Smart speakers sort of know more about you than you may dare to think

2comments
Smart speakers know more about you than you may dare to think
Smart speakers are slowly becoming a natural part of our lives. If you need a reminder on how popular they are, you need not look further than our own list of best smart speakers of 2023. We’re seeing not only loads of competition, but also improvements in quality and capabilities.

That, however, has raised numerous privacy concerns over the years, and a peak may be imminent at this point. And is that even a wonder, considering that Amazon sold more than 30 million smart speakers on a global level in the first three months of 2022 alone? Kind reminder, Amazon is a huge retailer, but there are also tons of other stores too.

So smart speakers have made their way into a bunch of people’s homes, what’s the big deal? Well, VPNOverview — a site that’s made online security and privacy its business — has shared some concerning findings that reveal how smart speakers are collecting more data on users than it may seem.

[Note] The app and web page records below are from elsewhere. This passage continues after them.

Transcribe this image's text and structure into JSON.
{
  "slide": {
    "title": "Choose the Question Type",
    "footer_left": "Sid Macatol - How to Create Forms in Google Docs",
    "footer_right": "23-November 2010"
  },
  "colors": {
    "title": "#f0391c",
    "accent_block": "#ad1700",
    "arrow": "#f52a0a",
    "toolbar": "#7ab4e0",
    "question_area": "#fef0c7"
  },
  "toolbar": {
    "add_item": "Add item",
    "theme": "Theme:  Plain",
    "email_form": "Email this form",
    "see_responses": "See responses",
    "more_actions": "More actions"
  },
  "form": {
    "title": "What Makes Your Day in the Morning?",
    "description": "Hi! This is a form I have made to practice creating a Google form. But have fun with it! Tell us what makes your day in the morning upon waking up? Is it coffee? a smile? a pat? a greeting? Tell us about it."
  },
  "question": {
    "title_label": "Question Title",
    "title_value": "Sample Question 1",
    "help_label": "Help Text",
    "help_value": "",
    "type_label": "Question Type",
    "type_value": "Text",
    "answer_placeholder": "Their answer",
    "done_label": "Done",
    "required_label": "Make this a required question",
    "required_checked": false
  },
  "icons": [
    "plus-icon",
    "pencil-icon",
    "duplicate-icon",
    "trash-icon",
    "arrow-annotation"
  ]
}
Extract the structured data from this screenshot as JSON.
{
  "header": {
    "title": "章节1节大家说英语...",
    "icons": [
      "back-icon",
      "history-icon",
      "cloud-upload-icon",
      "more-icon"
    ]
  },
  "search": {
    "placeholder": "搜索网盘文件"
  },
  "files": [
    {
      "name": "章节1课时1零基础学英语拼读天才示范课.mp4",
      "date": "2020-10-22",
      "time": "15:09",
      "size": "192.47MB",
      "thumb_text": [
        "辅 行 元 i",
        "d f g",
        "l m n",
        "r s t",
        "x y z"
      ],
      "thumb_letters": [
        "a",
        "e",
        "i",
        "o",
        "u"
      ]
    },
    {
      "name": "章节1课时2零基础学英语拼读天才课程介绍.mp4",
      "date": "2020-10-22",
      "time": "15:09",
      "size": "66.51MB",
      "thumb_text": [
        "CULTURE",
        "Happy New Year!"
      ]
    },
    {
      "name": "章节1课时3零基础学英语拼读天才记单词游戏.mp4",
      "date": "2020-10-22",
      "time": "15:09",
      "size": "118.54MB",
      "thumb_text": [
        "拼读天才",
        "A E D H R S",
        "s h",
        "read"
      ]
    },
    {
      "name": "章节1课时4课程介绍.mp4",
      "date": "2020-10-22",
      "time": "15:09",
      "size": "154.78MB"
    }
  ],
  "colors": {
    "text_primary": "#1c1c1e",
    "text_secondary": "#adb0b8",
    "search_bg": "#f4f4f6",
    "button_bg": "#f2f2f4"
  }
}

Smart Speakers are also Smart Listeners with no days off




It comes as no surprise that smart speakers are listening to you at all times, as a huge part of their assistant capabilities are dependent on that function. Sure, you could turn that off completely, but then how do you justify paying the often hefty price tag? And not only that, you’d be giving up a ton of comfort that there is to be found through owning such a smart gizmo, from smart home controls to handsfree media playback.

But is this yet another reason to point fingers at Big Tech’s again? Apple, Google and Amazon are promising that almost no data is being collected, but what about the other devices that your speakers connect to? At this point, we’ve got smart pet feeders and washing machines that may not show it, but could very well tap into your speaker’s microphone.

Naturally, this raises the question of moderation, which we rarely ask ourselves or the manufacturers of this impactful technology. After all, even if there is no malicious intent, who’s responsible for keeping these devices protected, as to not allow hackers to budge in and find out your favorite pizza — or, let’s be real — the info of the card you paid that pizza with.

Re: It’s 2023, and we’re still talking about passwords and 2FA


In most cases, VPNOverview’s team found out that customers prioritize convenience over safety, which is definitely not the way you’d like to go about it. That is dangerous not only for separate users, but for smart speaker manufacturers too. They might get blamed for any mishaps, even when they’ve had nothing to do with the situation.

Recommended Stories
After all, if your smart toaster decides to steal your card’s CVV, your Apple Home Pod will effectively play only the role of a messenger in a connection which you’ve authorized.

But is there anything that the major players can do? Well, they already kind of are, and here’s a rundown of what TechRadar got from them as a response:


All in all, not half bad. But again, the potential issue here is what third-parties beyond industry leaders may do if given the opportunity to steal some info on the side. It will be interesting to see if this topic grows in popularity throughout 2023, but for the time being: make sure to take care of your data, for it is yours to take care of.
Loading Comments...
FCC OKs Cingular\'s purchase of AT&T Wireless